[SUPPLIED RECORDS]

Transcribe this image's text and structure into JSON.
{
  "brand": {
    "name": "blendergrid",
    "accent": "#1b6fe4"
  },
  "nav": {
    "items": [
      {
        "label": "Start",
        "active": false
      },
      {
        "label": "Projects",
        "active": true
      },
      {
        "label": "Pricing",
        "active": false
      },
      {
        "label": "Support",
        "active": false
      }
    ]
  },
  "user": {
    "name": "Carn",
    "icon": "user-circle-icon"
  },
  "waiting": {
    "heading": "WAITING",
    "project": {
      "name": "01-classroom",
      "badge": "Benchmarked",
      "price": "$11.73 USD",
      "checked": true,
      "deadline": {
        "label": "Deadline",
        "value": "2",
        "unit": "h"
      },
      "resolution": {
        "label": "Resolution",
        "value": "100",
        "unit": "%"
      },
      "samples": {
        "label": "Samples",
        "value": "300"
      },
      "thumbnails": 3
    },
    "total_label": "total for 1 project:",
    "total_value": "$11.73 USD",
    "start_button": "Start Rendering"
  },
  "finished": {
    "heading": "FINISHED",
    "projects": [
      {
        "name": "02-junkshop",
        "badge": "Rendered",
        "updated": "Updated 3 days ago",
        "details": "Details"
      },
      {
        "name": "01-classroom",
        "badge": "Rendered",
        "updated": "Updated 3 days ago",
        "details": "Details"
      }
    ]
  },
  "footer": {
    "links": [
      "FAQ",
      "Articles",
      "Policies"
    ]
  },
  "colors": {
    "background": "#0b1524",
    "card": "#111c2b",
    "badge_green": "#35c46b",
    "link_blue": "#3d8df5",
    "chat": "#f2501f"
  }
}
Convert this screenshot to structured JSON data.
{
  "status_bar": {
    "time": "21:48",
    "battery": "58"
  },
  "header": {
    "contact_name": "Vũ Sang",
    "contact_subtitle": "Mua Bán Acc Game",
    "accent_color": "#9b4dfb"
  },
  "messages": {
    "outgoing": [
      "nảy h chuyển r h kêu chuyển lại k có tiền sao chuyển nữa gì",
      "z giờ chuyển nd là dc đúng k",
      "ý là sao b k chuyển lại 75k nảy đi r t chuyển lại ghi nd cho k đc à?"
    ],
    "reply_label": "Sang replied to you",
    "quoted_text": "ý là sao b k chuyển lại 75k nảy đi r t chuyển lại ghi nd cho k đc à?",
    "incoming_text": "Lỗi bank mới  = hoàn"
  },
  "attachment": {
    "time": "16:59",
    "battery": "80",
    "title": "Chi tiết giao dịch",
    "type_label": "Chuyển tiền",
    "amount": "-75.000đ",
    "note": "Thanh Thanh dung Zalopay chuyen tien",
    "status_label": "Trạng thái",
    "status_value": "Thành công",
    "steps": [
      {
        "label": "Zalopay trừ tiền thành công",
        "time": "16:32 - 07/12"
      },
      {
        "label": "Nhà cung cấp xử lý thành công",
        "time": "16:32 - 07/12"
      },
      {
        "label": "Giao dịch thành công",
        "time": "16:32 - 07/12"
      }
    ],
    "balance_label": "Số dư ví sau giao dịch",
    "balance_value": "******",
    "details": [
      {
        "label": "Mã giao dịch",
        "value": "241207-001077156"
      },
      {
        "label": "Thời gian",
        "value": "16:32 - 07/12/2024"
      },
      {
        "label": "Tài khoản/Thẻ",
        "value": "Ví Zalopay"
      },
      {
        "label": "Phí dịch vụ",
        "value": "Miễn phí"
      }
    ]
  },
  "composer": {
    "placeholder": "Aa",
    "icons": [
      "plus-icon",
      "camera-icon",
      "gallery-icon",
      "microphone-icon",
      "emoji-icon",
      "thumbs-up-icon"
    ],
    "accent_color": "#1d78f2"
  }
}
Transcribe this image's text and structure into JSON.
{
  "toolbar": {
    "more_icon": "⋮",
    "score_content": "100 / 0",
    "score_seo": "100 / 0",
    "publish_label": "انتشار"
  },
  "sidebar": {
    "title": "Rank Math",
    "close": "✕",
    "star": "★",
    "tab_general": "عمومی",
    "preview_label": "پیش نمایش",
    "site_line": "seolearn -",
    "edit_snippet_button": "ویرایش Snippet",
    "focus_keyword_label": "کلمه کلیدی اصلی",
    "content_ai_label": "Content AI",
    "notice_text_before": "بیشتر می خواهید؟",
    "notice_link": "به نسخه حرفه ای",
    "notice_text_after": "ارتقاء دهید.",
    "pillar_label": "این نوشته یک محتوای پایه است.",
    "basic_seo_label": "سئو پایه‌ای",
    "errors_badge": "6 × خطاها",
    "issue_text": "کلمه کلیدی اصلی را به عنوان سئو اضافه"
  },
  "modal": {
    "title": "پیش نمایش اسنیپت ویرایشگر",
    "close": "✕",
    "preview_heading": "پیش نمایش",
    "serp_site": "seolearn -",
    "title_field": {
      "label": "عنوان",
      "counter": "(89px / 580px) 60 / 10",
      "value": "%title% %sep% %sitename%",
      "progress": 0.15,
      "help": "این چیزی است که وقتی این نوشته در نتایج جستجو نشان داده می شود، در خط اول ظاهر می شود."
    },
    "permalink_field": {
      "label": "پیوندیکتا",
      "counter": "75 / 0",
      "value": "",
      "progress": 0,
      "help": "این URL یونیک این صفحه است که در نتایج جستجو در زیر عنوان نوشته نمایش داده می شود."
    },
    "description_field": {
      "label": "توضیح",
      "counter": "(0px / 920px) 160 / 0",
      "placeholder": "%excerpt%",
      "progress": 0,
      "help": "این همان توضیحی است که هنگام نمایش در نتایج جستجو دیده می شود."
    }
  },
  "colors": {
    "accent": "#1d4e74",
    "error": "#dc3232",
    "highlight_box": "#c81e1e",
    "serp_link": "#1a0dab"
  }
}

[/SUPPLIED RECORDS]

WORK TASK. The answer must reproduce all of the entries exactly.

REPLY.
Transcribe this image's text and structure into JSON.
{
  "brand": {
    "name": "blendergrid",
    "accent": "#1b6fe4"
  },
  "nav": {
    "items": [
      {
        "label": "Start",
        "active": false
      },
      {
        "label": "Projects",
        "active": true
      },
      {
        "label": "Pricing",
        "active": false
      },
      {
        "label": "Support",
        "active": false
      }
    ]
  },
  "user": {
    "name": "Carn",
    "icon": "user-circle-icon"
  },
  "waiting": {
    "heading": "WAITING",
    "project": {
      "name": "01-classroom",
      "badge": "Benchmarked",
      "price": "$11.73 USD",
      "checked": true,
      "deadline": {
        "label": "Deadline",
        "value": "2",
        "unit": "h"
      },
      "resolution": {
        "label": "Resolution",
        "value": "100",
        "unit": "%"
      },
      "samples": {
        "label": "Samples",
        "value": "300"
      },
      "thumbnails": 3
    },
    "total_label": "total for 1 project:",
    "total_value": "$11.73 USD",
    "start_button": "Start Rendering"
  },
  "finished": {
    "heading": "FINISHED",
    "projects": [
      {
        "name": "02-junkshop",
        "badge": "Rendered",
        "updated": "Updated 3 days ago",
        "details": "Details"
      },
      {
        "name": "01-classroom",
        "badge": "Rendered",
        "updated": "Updated 3 days ago",
        "details": "Details"
      }
    ]
  },
  "footer": {
    "links": [
      "FAQ",
      "Articles",
      "Policies"
    ]
  },
  "colors": {
    "background": "#0b1524",
    "card": "#111c2b",
    "badge_green": "#35c46b",
    "link_blue": "#3d8df5",
    "chat": "#f2501f"
  }
}
Convert this screenshot to structured JSON data.
{
  "status_bar": {
    "time": "21:48",
    "battery": "58"
  },
  "header": {
    "contact_name": "Vũ Sang",
    "contact_subtitle": "Mua Bán Acc Game",
    "accent_color": "#9b4dfb"
  },
  "messages": {
    "outgoing": [
      "nảy h chuyển r h kêu chuyển lại k có tiền sao chuyển nữa gì",
      "z giờ chuyển nd là dc đúng k",
      "ý là sao b k chuyển lại 75k nảy đi r t chuyển lại ghi nd cho k đc à?"
    ],
    "reply_label": "Sang replied to you",
    "quoted_text": "ý là sao b k chuyển lại 75k nảy đi r t chuyển lại ghi nd cho k đc à?",
    "incoming_text": "Lỗi bank mới  = hoàn"
  },
  "attachment": {
    "time": "16:59",
    "battery": "80",
    "title": "Chi tiết giao dịch",
    "type_label": "Chuyển tiền",
    "amount": "-75.000đ",
    "note": "Thanh Thanh dung Zalopay chuyen tien",
    "status_label": "Trạng thái",
    "status_value": "Thành công",
    "steps": [
      {
        "label": "Zalopay trừ tiền thành công",
        "time": "16:32 - 07/12"
      },
      {
        "label": "Nhà cung cấp xử lý thành công",
        "time": "16:32 - 07/12"
      },
      {
        "label": "Giao dịch thành công",
        "time": "16:32 - 07/12"
      }
    ],
    "balance_label": "Số dư ví sau giao dịch",
    "balance_value": "******",
    "details": [
      {
        "label": "Mã giao dịch",
        "value": "241207-001077156"
      },
      {
        "label": "Thời gian",
        "value": "16:32 - 07/12/2024"
      },
      {
        "label": "Tài khoản/Thẻ",
        "value": "Ví Zalopay"
      },
      {
        "label": "Phí dịch vụ",
        "value": "Miễn phí"
      }
    ]
  },
  "composer": {
    "placeholder": "Aa",
    "icons": [
      "plus-icon",
      "camera-icon",
      "gallery-icon",
      "microphone-icon",
      "emoji-icon",
      "thumbs-up-icon"
    ],
    "accent_color": "#1d78f2"
  }
}
Transcribe this image's text and structure into JSON.
{
  "toolbar": {
    "more_icon": "⋮",
    "score_content": "100 / 0",
    "score_seo": "100 / 0",
    "publish_label": "انتشار"
  },
  "sidebar": {
    "title": "Rank Math",
    "close": "✕",
    "star": "★",
    "tab_general": "عمومی",
    "preview_label": "پیش نمایش",
    "site_line": "seolearn -",
    "edit_snippet_button": "ویرایش Snippet",
    "focus_keyword_label": "کلمه کلیدی اصلی",
    "content_ai_label": "Content AI",
    "notice_text_before": "بیشتر می خواهید؟",
    "notice_link": "به نسخه حرفه ای",
    "notice_text_after": "ارتقاء دهید.",
    "pillar_label": "این نوشته یک محتوای پایه است.",
    "basic_seo_label": "سئو پایه‌ای",
    "errors_badge": "6 × خطاها",
    "issue_text": "کلمه کلیدی اصلی را به عنوان سئو اضافه"
  },
  "modal": {
    "title": "پیش نمایش اسنیپت ویرایشگر",
    "close": "✕",
    "preview_heading": "پیش نمایش",
    "serp_site": "seolearn -",
    "title_field": {
      "label": "عنوان",
      "counter": "(89px / 580px) 60 / 10",
      "value": "%title% %sep% %sitename%",
      "progress": 0.15,
      "help": "این چیزی است که وقتی این نوشته در نتایج جستجو نشان داده می شود، در خط اول ظاهر می شود."
    },
    "permalink_field": {
      "label": "پیوندیکتا",
      "counter": "75 / 0",
      "value": "",
      "progress": 0,
      "help": "این URL یونیک این صفحه است که در نتایج جستجو در زیر عنوان نوشته نمایش داده می شود."
    },
    "description_field": {
      "label": "توضیح",
      "counter": "(0px / 920px) 160 / 0",
      "placeholder": "%excerpt%",
      "progress": 0,
      "help": "این همان توضیحی است که هنگام نمایش در نتایج جستجو دیده می شود."
    }
  },
  "colors": {
    "accent": "#1d4e74",
    "error": "#dc3232",
    "highlight_box": "#c81e1e",
    "serp_link": "#1a0dab"
  }
}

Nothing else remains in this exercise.